It then passed to Chesterfield Club member Jack Orme with the bows smashed in and a reputation for nose-diving. Orme rebuilt it with finer lines and higher chine, more like the Cox designed ‘Miss Halton II’ although he did not know it at the time. He fitted it with a commercial 30cc four stroke motor, testing it almost every night during fine weather but never got more than 20mph.

Orme then built an Atom III with a later MK IV carburetter lent to him by a friend, which increased its speed and reliability so that it would do 30 laps at around 32mph. As an aside, Orme describes how the boat was run on Walton Dam in 1935, which was 12ft deep so had to be started and launched from a rowing boat, which was then pulled back quickly to the bank.
Left: Jack Orme with Miss Halton

Hydroplane racing had continued throughout the war at club level, but it was not until 1946 that the MPBA was reformed and official events were run again.
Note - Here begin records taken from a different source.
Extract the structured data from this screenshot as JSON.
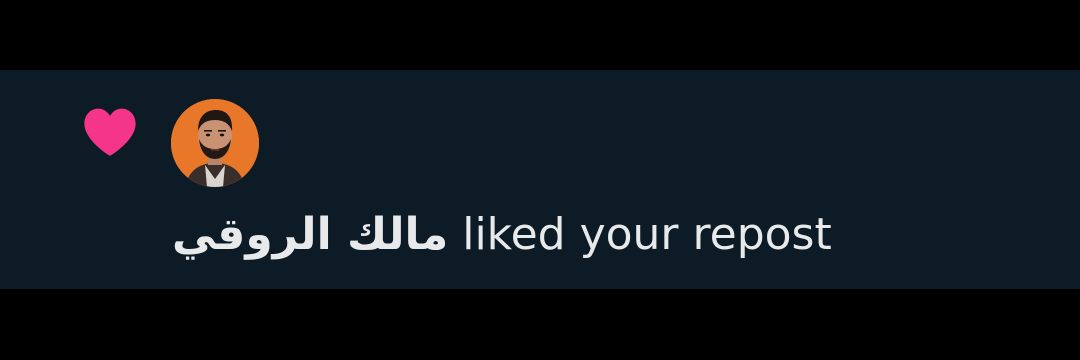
{
  "colors": {
    "background": "#000000",
    "notification_background": "#0d1b26",
    "heart": "#f4358a",
    "text": "#e7e9ea",
    "avatar_background": "#e8772a"
  },
  "notification": {
    "icon": "heart-icon",
    "avatar_icon": "user-avatar",
    "username": "مالك الروقي",
    "action_text": "liked your repost"
  }
}
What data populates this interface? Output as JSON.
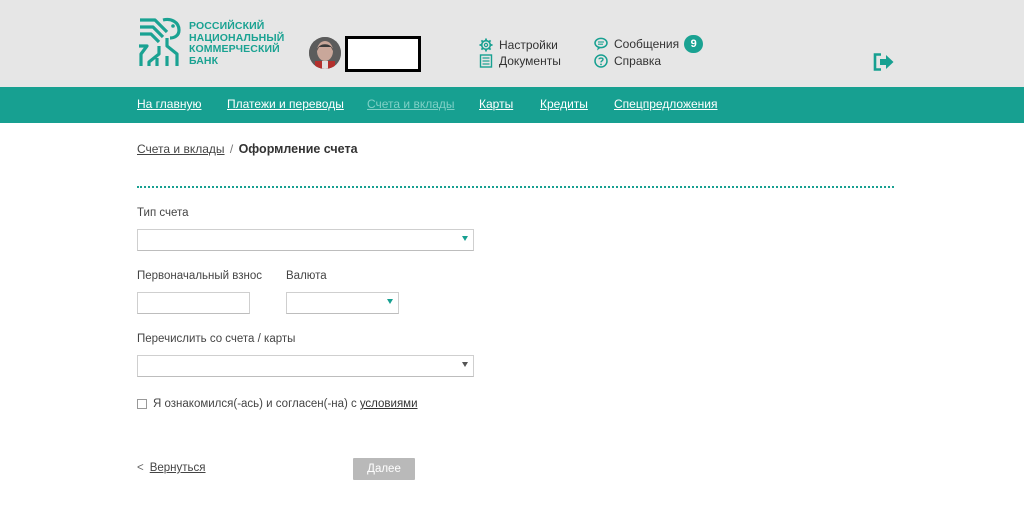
{
  "bank": {
    "logo_lines": [
      "РОССИЙСКИЙ",
      "НАЦИОНАЛЬНЫЙ",
      "КОММЕРЧЕСКИЙ",
      "БАНК"
    ]
  },
  "header": {
    "settings_label": "Настройки",
    "documents_label": "Документы",
    "messages_label": "Сообщения",
    "messages_count": "9",
    "help_label": "Справка"
  },
  "nav": {
    "items": [
      {
        "label": "На главную"
      },
      {
        "label": "Платежи и переводы"
      },
      {
        "label": "Счета и вклады"
      },
      {
        "label": "Карты"
      },
      {
        "label": "Кредиты"
      },
      {
        "label": "Спецпредложения"
      }
    ],
    "active_index": 2
  },
  "breadcrumb": {
    "parent": "Счета и вклады",
    "separator": "/",
    "current": "Оформление счета"
  },
  "form": {
    "account_type_label": "Тип счета",
    "account_type_value": "",
    "initial_deposit_label": "Первоначальный взнос",
    "initial_deposit_value": "",
    "currency_label": "Валюта",
    "currency_value": "",
    "transfer_from_label": "Перечислить со счета / карты",
    "transfer_from_value": "",
    "agreement_text": "Я ознакомился(-ась) и согласен(-на) с",
    "agreement_link": "условиями",
    "agreement_checked": false
  },
  "actions": {
    "back_symbol": "<",
    "back_label": "Вернуться",
    "next_label": "Далее"
  },
  "colors": {
    "brand": "#17a091",
    "header_bg": "#e6e6e6",
    "button_disabled": "#b9b9b9"
  }
}
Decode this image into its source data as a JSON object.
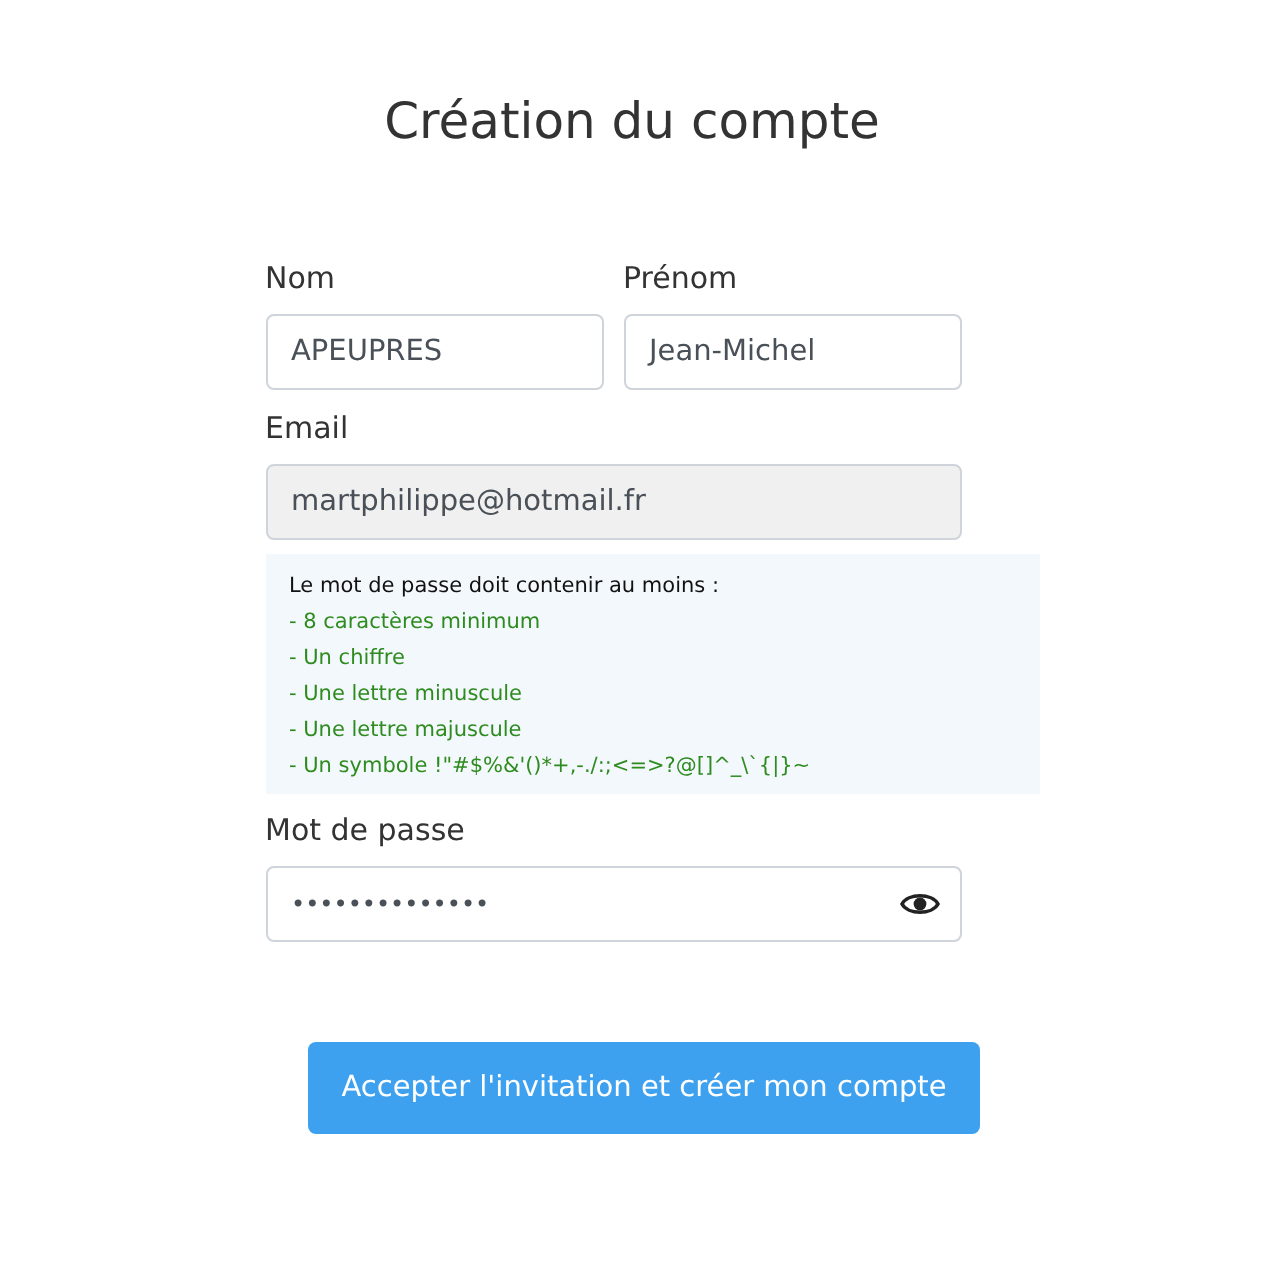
{
  "title": "Création du compte",
  "fields": [
    {
      "label": "Nom",
      "value": "APEUPRES",
      "disabled": false
    },
    {
      "label": "Prénom",
      "value": "Jean-Michel",
      "disabled": false
    }
  ],
  "email": {
    "label": "Email",
    "value": "martphilippe@hotmail.fr",
    "disabled": true
  },
  "password_rules": {
    "heading": "Le mot de passe doit contenir au moins :",
    "items": [
      {
        "text": "- 8 caractères minimum",
        "met": true
      },
      {
        "text": "- Un chiffre",
        "met": true
      },
      {
        "text": "- Une lettre minuscule",
        "met": true
      },
      {
        "text": "- Une lettre majuscule",
        "met": true
      },
      {
        "text": "- Un symbole !\"#$%&'()*+,-./:;<=>?@[]^_\\`{|}~",
        "met": true
      }
    ]
  },
  "password": {
    "label": "Mot de passe",
    "value": "••••••••••••••"
  },
  "submit": "Accepter l'invitation et créer mon compte"
}
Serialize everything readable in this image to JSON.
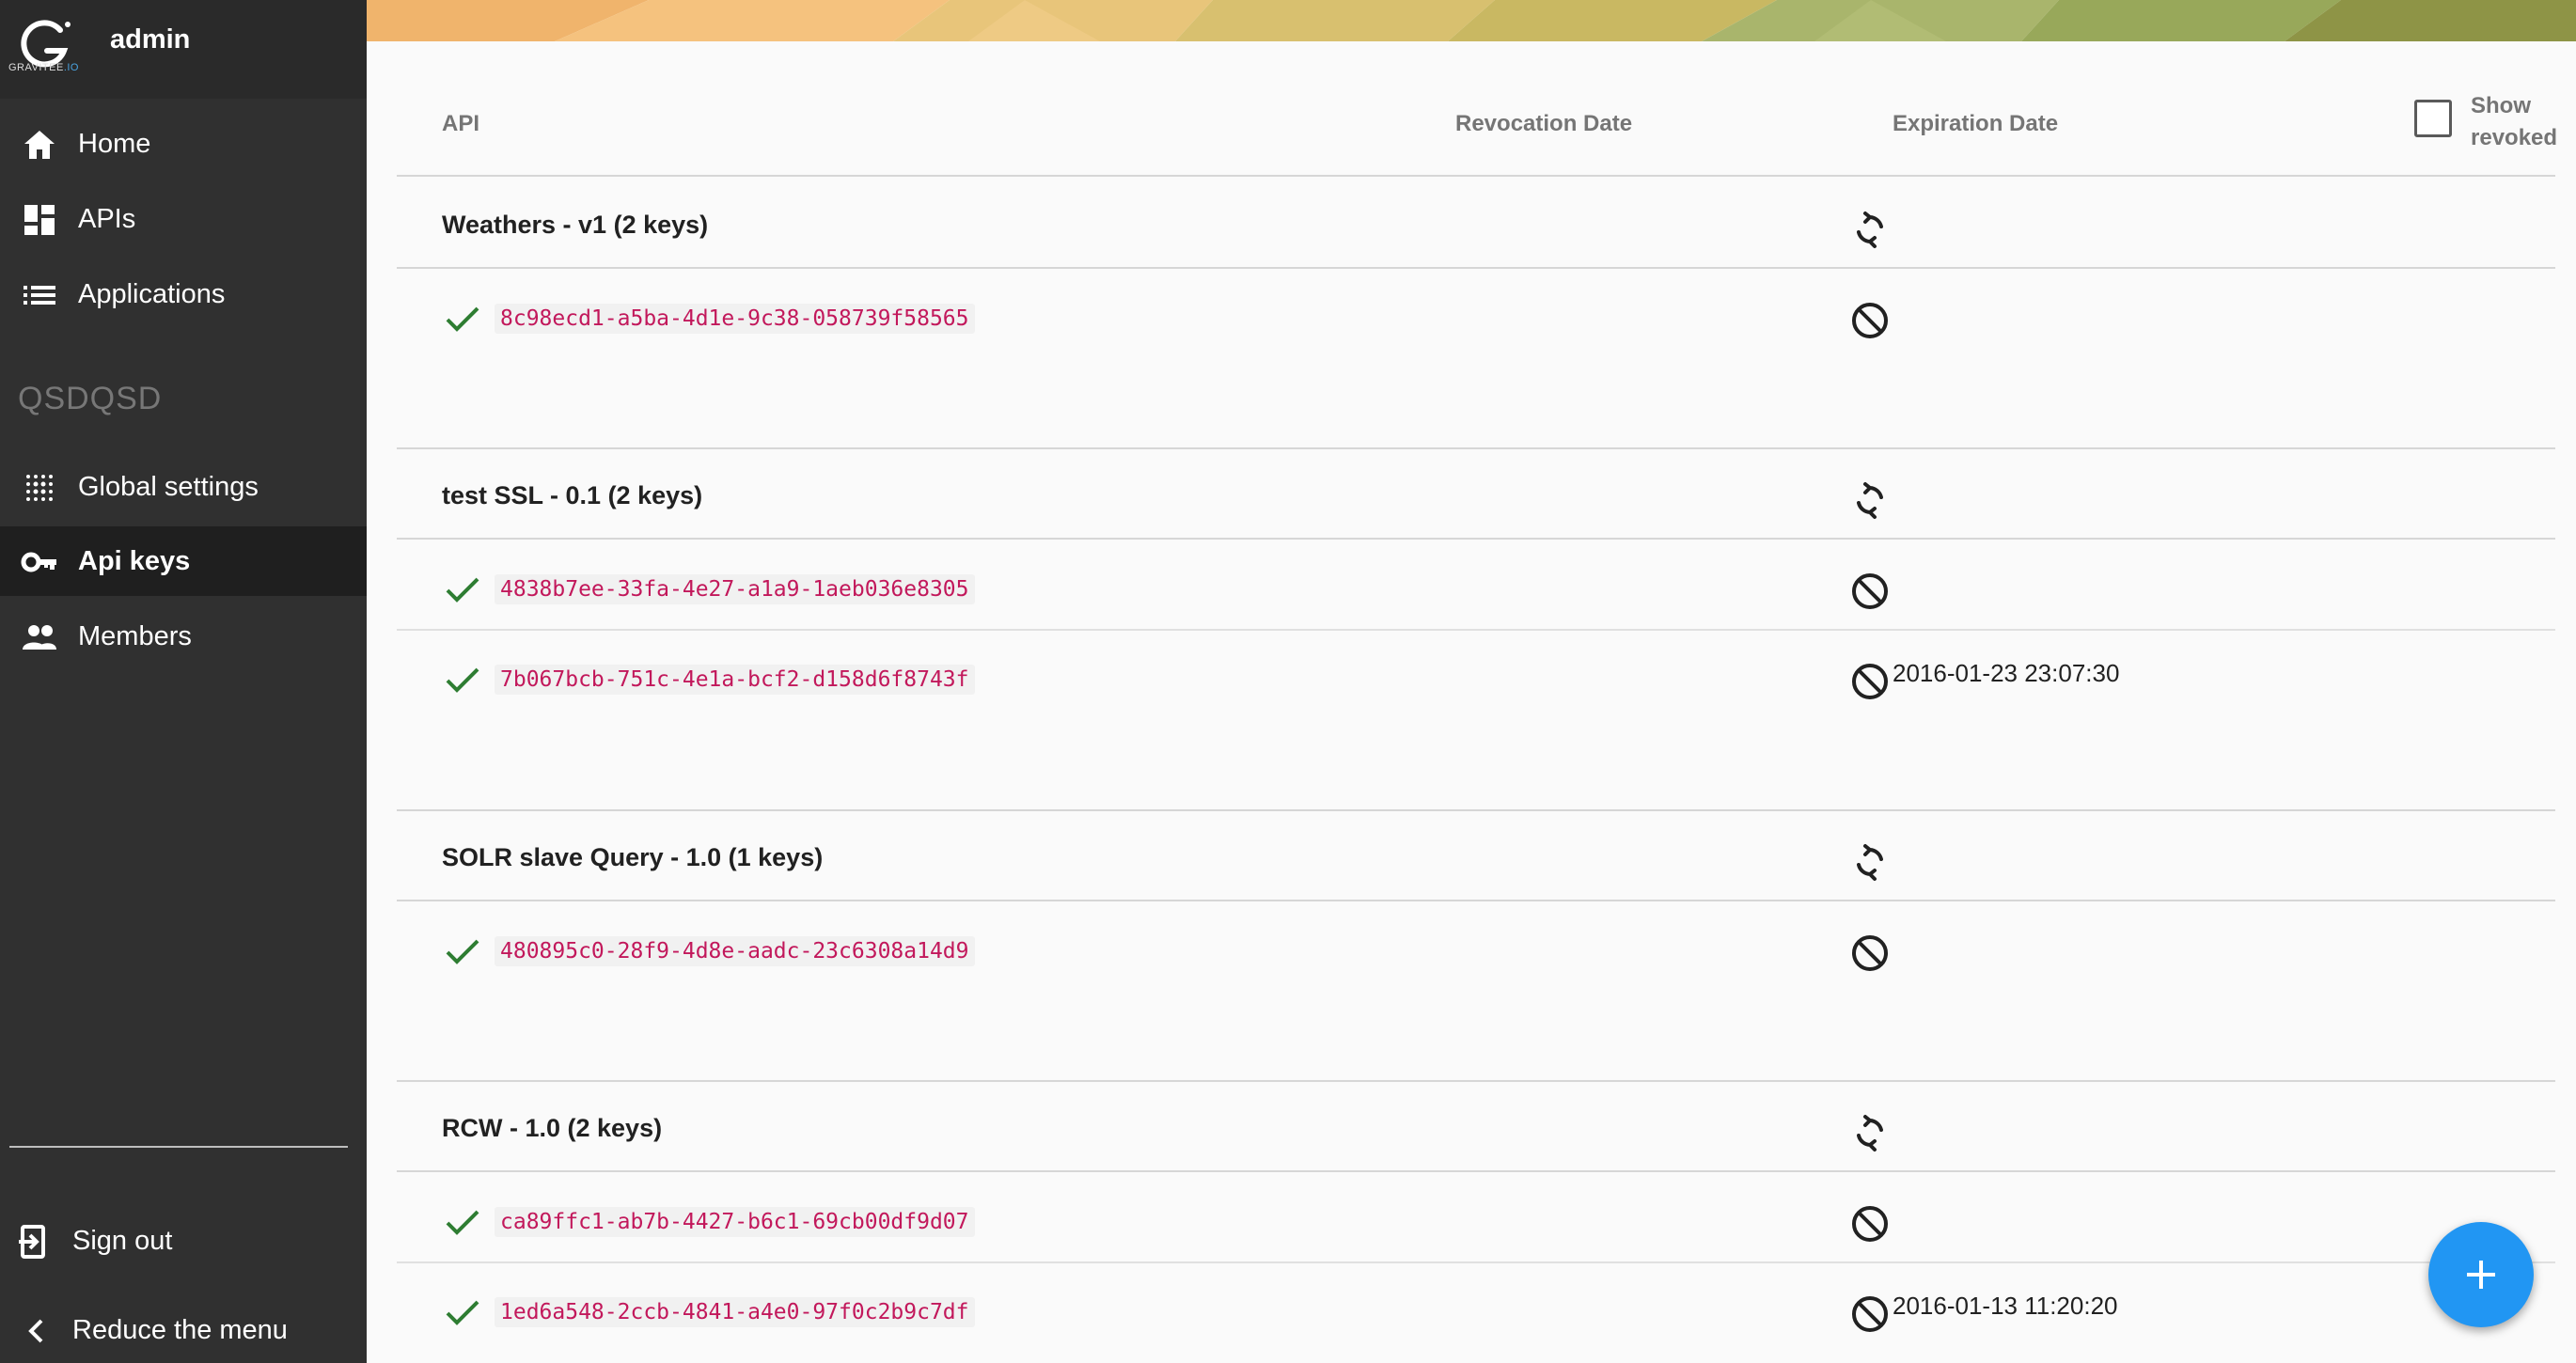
{
  "sidebar": {
    "logo_text": "GRAVITEE",
    "logo_text_suffix": ".IO",
    "username": "admin",
    "items": [
      {
        "label": "Home",
        "icon": "home-icon"
      },
      {
        "label": "APIs",
        "icon": "dashboard-icon"
      },
      {
        "label": "Applications",
        "icon": "list-icon"
      }
    ],
    "section_title": "QSDQSD",
    "section_items": [
      {
        "label": "Global settings",
        "icon": "dots-grid-icon"
      },
      {
        "label": "Api keys",
        "icon": "key-icon",
        "active": true
      },
      {
        "label": "Members",
        "icon": "group-icon"
      }
    ],
    "sign_out": "Sign out",
    "reduce_menu": "Reduce the menu"
  },
  "table": {
    "headers": {
      "api": "API",
      "revocation_date": "Revocation Date",
      "expiration_date": "Expiration Date",
      "show_revoked": "Show revoked"
    },
    "show_revoked_checked": false,
    "groups": [
      {
        "name": "Weathers - v1 (2 keys)",
        "keys": [
          {
            "key": "8c98ecd1-a5ba-4d1e-9c38-058739f58565",
            "expiration": ""
          }
        ]
      },
      {
        "name": "test SSL - 0.1 (2 keys)",
        "keys": [
          {
            "key": "4838b7ee-33fa-4e27-a1a9-1aeb036e8305",
            "expiration": ""
          },
          {
            "key": "7b067bcb-751c-4e1a-bcf2-d158d6f8743f",
            "expiration": "2016-01-23 23:07:30"
          }
        ]
      },
      {
        "name": "SOLR slave Query - 1.0 (1 keys)",
        "keys": [
          {
            "key": "480895c0-28f9-4d8e-aadc-23c6308a14d9",
            "expiration": ""
          }
        ]
      },
      {
        "name": "RCW - 1.0 (2 keys)",
        "keys": [
          {
            "key": "ca89ffc1-ab7b-4427-b6c1-69cb00df9d07",
            "expiration": ""
          },
          {
            "key": "1ed6a548-2ccb-4841-a4e0-97f0c2b9c7df",
            "expiration": "2016-01-13 11:20:20"
          }
        ]
      }
    ]
  },
  "colors": {
    "sidebar_bg": "#303030",
    "active_bg": "#1f1f1f",
    "key_text": "#c2185b",
    "check_green": "#2e7d32",
    "fab_blue": "#2196f3"
  }
}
At the 1946 AGM, Westbury stated that he wanted to retire from his position as Secretary, yet stayed until 1948 when John Benson succeeded him whilst he became Chairman of the Association. On the death of Ted Vanner in 1955 Westbury became President, a post he held for the next 14 years. Throughout the late 1940s and for the following 10 years or so, Westbury was a regular visitor to regattas and he can often be seen in photos with a 35mm camera around his neck.

Amongst all his other interests he was a mad keen photographer, taking technical photos for illustrating articles and lectures as well as the normal range of family pictures.

The amazing archive he left starts in the late 1920s with large glass plates, before moving to 6x9cm plates and then onto similar sized cut film using a camera he built. Commercial 2¼ square soon followed before he moved on to the 35mm size.

With Suzor at Victoria

Bill Everitt, Dicky Phillips, Ted Woodley & Stan Poyser

Ill health dogged Westbury’s later life, and following the death of Beryl in 1956, he moved in with his daughter and son-in-law who had provided him with workshop space at their home. Edgar Westbury died in 1970 with a distinguished congregation paying their last respects to him on May 8th. It is however, only through events of the last year or so that we have been able to appreciate the true value of his model engineering legacy. With the exception of Golly’s motor and one presentation spoon there is nothing left that relates directly to his hydroplane career, all of his many trophies and awards having been disposed of many years ago. The Kinglet that featured in the 24" hydroplane constructional articles was amongst the vast collection of engines discovered in 2013.

Golly's much modified Kiwi Kinglet from the ME 24" hydroplane Drive end of Kiwi

The original Atom 1 was, we believe, first passed to Col Bowden and then acquired by Gerry Buck and is now thought to be on the Isle of Wight. It was however the boxes full of plates, negatives and photos that have provided the greatest treasure, over 1,000 images of cars, boats and engines dating from 1927 until the 1950s, many the originals of those seen in Model Engineer, but many more never previously published, including a number featuring ETW and his hydroplanes.

The discovery of all this material and the very generous offer of copies of family and other documents provided the catalyst and information needed to produce this appreciation of Edgar Westbury’s contribution to tethered hydroplane racing in this country. It would not have been possible though without the incredible generosity of his daughter Ann and her willingness to allow us to use material from the family archive. We owe an extreme debt of gratitude to Eric Offen, who so kindly arranged for us to become involved in the first place. None of us quite knew what we were getting into and what would transpire, but it would not be wrong to describe it as a ‘unique’ experience.

All original photographs by courtesy of the Westbury family. Additional photos, Eric Offen, Tony Martin, Stuart Robinson and the late Terry Everitt.